       hop-by-hop mode.	 The "Route pruned" error code indicates that traffic
       for group 224.2.143.24 will not be forwarded.
	    # mtrace -g	140.173.48.2 204.62.246.73 \
				       butter.lcs.mit.edu 224.2.143.24
	    Mtrace from	204.62.246.73 to 18.26.0.151 via group 224.2.143.24
	    Querying full reverse path... * switching to hop-by-hop:
	      0	 butter.lcs.mit.edu (18.26.0.151)
	     -1	 jam.lcs.mit.edu (18.26.0.144) DVMRP thresh^ 1	33 ms Route pruned
	     -2	 bbn.dart.net (140.173.48.1) DVMRP thresh^ 1  36 ms
	     -3	 dc.dart.net (140.173.32.2) DVMRP thresh^ 1  44	ms
	     -4	 darpa.dart.net	(140.173.240.2)	DVMRP thresh^ 16  47 ms
	     -5	 * * * noc.hpc.org (192.187.8.2) [mrouted 2.2] didn't respond
	    Round trip time 95 ms

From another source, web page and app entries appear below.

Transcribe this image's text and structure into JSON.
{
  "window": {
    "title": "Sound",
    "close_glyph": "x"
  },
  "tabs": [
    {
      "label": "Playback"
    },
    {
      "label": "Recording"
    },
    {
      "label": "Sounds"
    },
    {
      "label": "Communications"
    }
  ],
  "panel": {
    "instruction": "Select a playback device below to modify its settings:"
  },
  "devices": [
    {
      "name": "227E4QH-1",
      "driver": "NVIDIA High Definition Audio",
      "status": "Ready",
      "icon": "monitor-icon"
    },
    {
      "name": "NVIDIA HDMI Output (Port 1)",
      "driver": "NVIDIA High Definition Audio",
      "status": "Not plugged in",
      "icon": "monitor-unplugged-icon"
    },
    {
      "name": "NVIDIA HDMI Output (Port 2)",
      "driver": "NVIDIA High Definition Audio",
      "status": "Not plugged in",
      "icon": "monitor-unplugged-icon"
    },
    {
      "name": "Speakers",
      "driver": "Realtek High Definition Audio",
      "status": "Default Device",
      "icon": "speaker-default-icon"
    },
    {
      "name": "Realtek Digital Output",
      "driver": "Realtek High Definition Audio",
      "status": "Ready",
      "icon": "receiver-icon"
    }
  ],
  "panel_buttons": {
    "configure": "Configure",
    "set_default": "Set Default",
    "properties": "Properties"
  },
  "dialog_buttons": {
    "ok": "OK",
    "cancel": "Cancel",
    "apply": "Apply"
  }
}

SEE ALSO

  Commands: map-mbone(8), mrinfo(8), mrouted(8), traceroute(8)



AUTHOR

  Implemented by Steve Casner based on an initial prototype written by Ajit
  Thyagarajan.	The multicast traceroute mechanism was designed	by Van Jacob-
  son with help	from Steve Casner, Steve Deering, Dino Farinacci, and Deb
  Agrawal; it was implemented in mrouted by Ajit Thyagarajan and Bill Fenner.
  The option syntax and	the output format of mtrace are	modeled	after the
  unicast traceroute program written by	Van Jacobson.